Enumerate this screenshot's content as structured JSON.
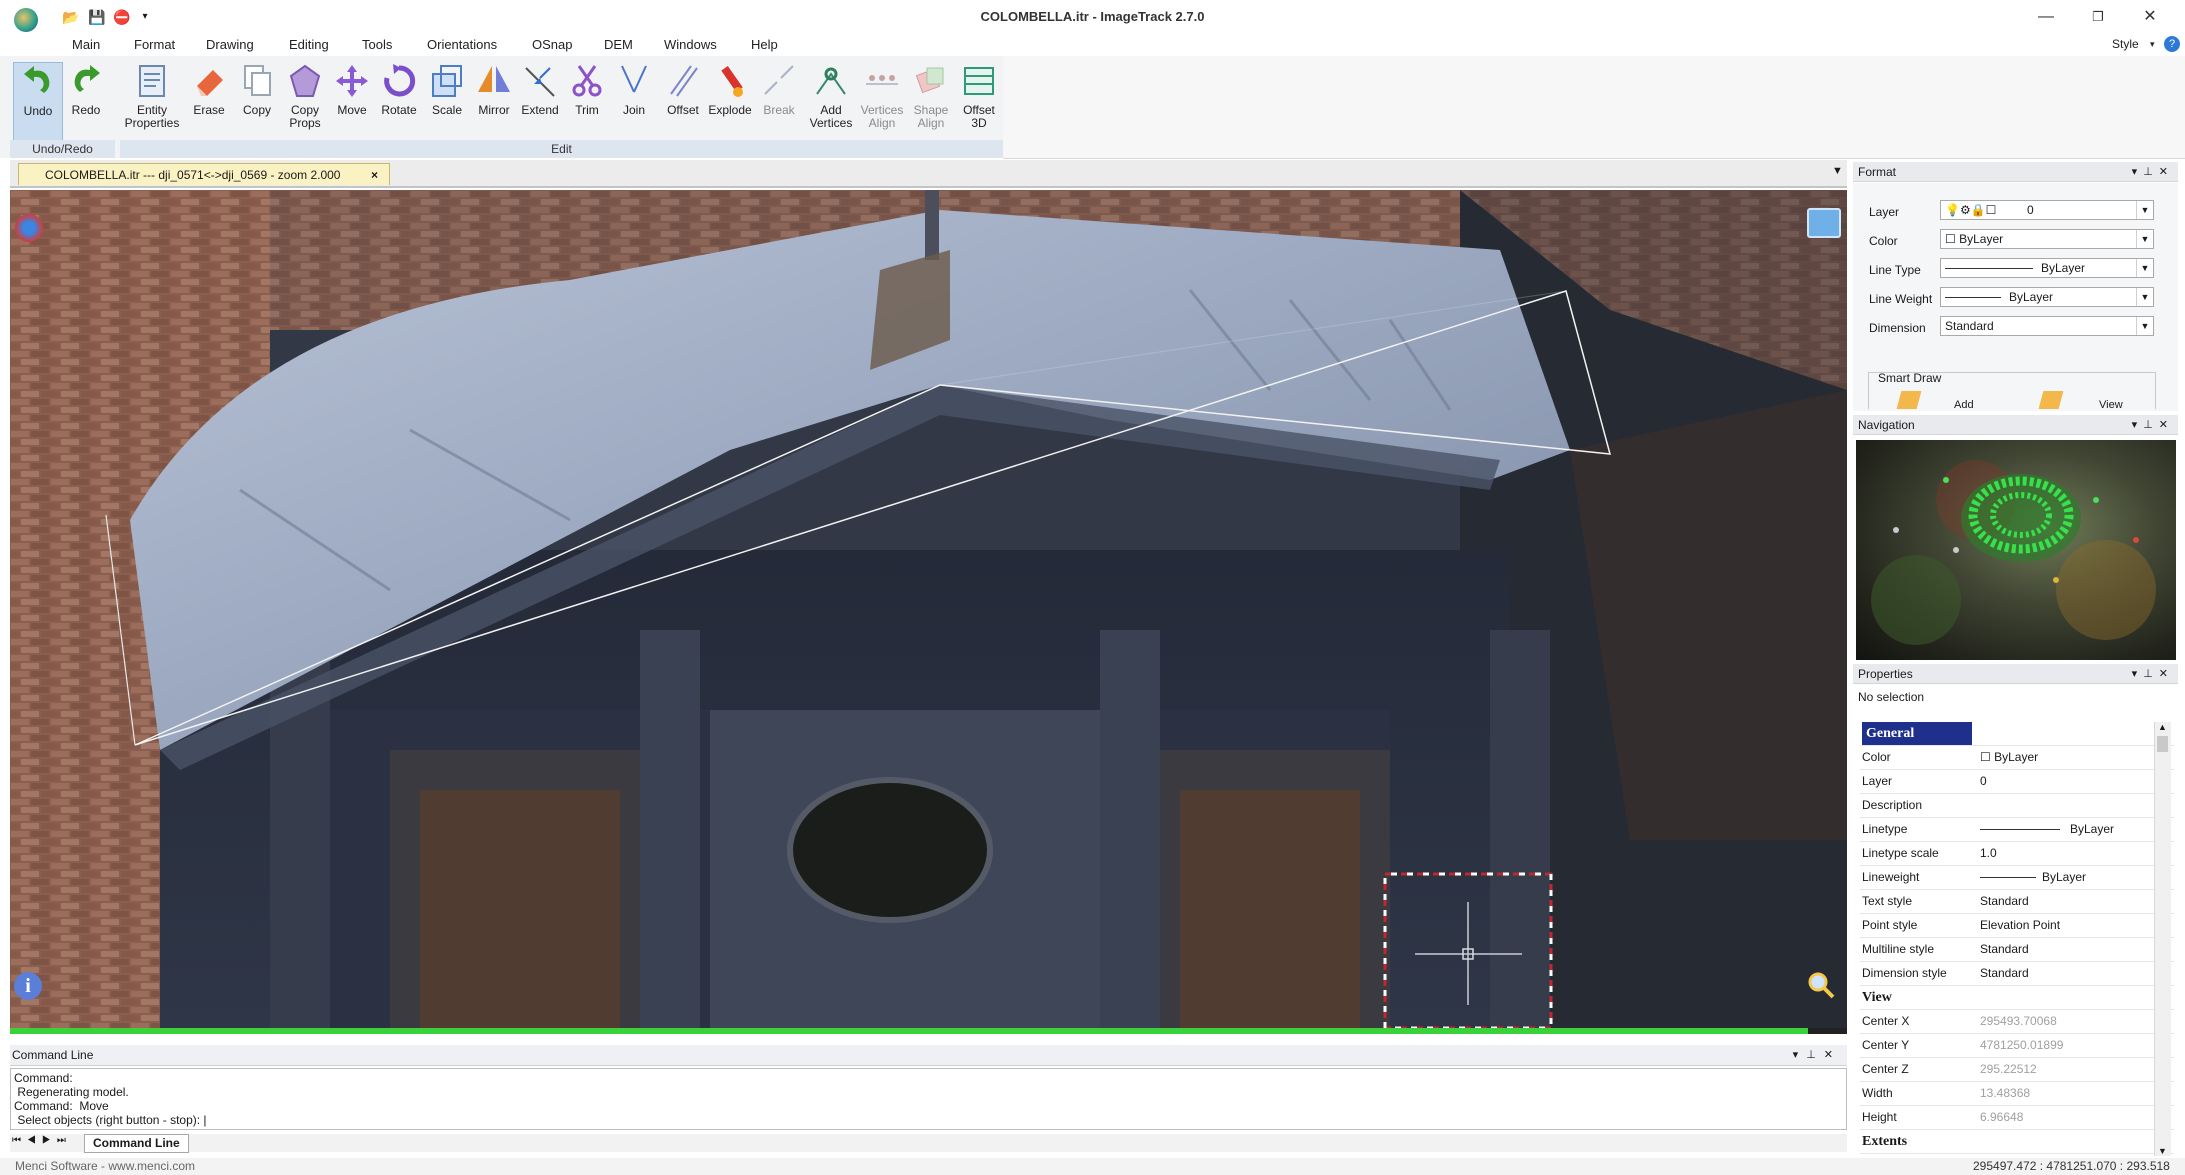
{
  "title_bar": {
    "title": "COLOMBELLA.itr - ImageTrack 2.7.0",
    "right_label": "Style"
  },
  "menu": [
    "Main",
    "Format",
    "Drawing",
    "Editing",
    "Tools",
    "Orientations",
    "OSnap",
    "DEM",
    "Windows",
    "Help"
  ],
  "ribbon": {
    "undo_redo": [
      {
        "label": "Undo"
      },
      {
        "label": "Redo"
      }
    ],
    "undo_group_label": "Undo/Redo",
    "edit_buttons": [
      {
        "label": "Entity Properties"
      },
      {
        "label": "Erase"
      },
      {
        "label": "Copy"
      },
      {
        "label": "Copy Props"
      },
      {
        "label": "Move"
      },
      {
        "label": "Rotate"
      },
      {
        "label": "Scale"
      },
      {
        "label": "Mirror"
      },
      {
        "label": "Extend"
      },
      {
        "label": "Trim"
      },
      {
        "label": "Join"
      },
      {
        "label": "Offset"
      },
      {
        "label": "Explode"
      },
      {
        "label": "Break"
      },
      {
        "label": "Add Vertices"
      },
      {
        "label": "Vertices Align"
      },
      {
        "label": "Shape Align"
      },
      {
        "label": "Offset 3D"
      }
    ],
    "edit_group_label": "Edit"
  },
  "document_tab": {
    "label": "COLOMBELLA.itr --- dji_0571<->dji_0569 - zoom 2.000",
    "close": "×"
  },
  "command_line": {
    "header": "Command Line",
    "lines": [
      "Command:",
      " Regenerating model.",
      "Command:  Move",
      " Select objects (right button - stop): |"
    ],
    "tab_label": "Command Line"
  },
  "status": {
    "left": "Menci Software - www.menci.com",
    "right": "295497.472 : 4781251.070 : 293.518"
  },
  "format_panel": {
    "header": "Format",
    "rows": [
      {
        "label": "Layer",
        "value": "0"
      },
      {
        "label": "Color",
        "value": "ByLayer"
      },
      {
        "label": "Line Type",
        "value": "ByLayer"
      },
      {
        "label": "Line Weight",
        "value": "ByLayer"
      },
      {
        "label": "Dimension",
        "value": "Standard"
      }
    ],
    "smart_draw": {
      "title": "Smart Draw",
      "add": "Add",
      "view": "View"
    }
  },
  "navigation_panel": {
    "header": "Navigation"
  },
  "properties_panel": {
    "header": "Properties",
    "selection": "No selection",
    "general_title": "General",
    "general": [
      {
        "key": "Color",
        "value": "ByLayer"
      },
      {
        "key": "Layer",
        "value": "0"
      },
      {
        "key": "Description",
        "value": ""
      },
      {
        "key": "Linetype",
        "value": "ByLayer"
      },
      {
        "key": "Linetype scale",
        "value": "1.0"
      },
      {
        "key": "Lineweight",
        "value": "ByLayer"
      },
      {
        "key": "Text style",
        "value": "Standard"
      },
      {
        "key": "Point style",
        "value": "Elevation Point"
      },
      {
        "key": "Multiline style",
        "value": "Standard"
      },
      {
        "key": "Dimension style",
        "value": "Standard"
      }
    ],
    "view_title": "View",
    "view": [
      {
        "key": "Center X",
        "value": "295493.70068"
      },
      {
        "key": "Center Y",
        "value": "4781250.01899"
      },
      {
        "key": "Center Z",
        "value": "295.22512"
      },
      {
        "key": "Width",
        "value": "13.48368"
      },
      {
        "key": "Height",
        "value": "6.96648"
      }
    ],
    "extents_title": "Extents"
  },
  "colors": {
    "accent_blue": "#1f2f8c",
    "progress_green": "#39d23a",
    "selection_red": "#c0282d"
  }
}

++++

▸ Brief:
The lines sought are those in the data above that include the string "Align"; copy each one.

▸ Answer section:
        "label": "Vertices Align"
        "label": "Shape Align"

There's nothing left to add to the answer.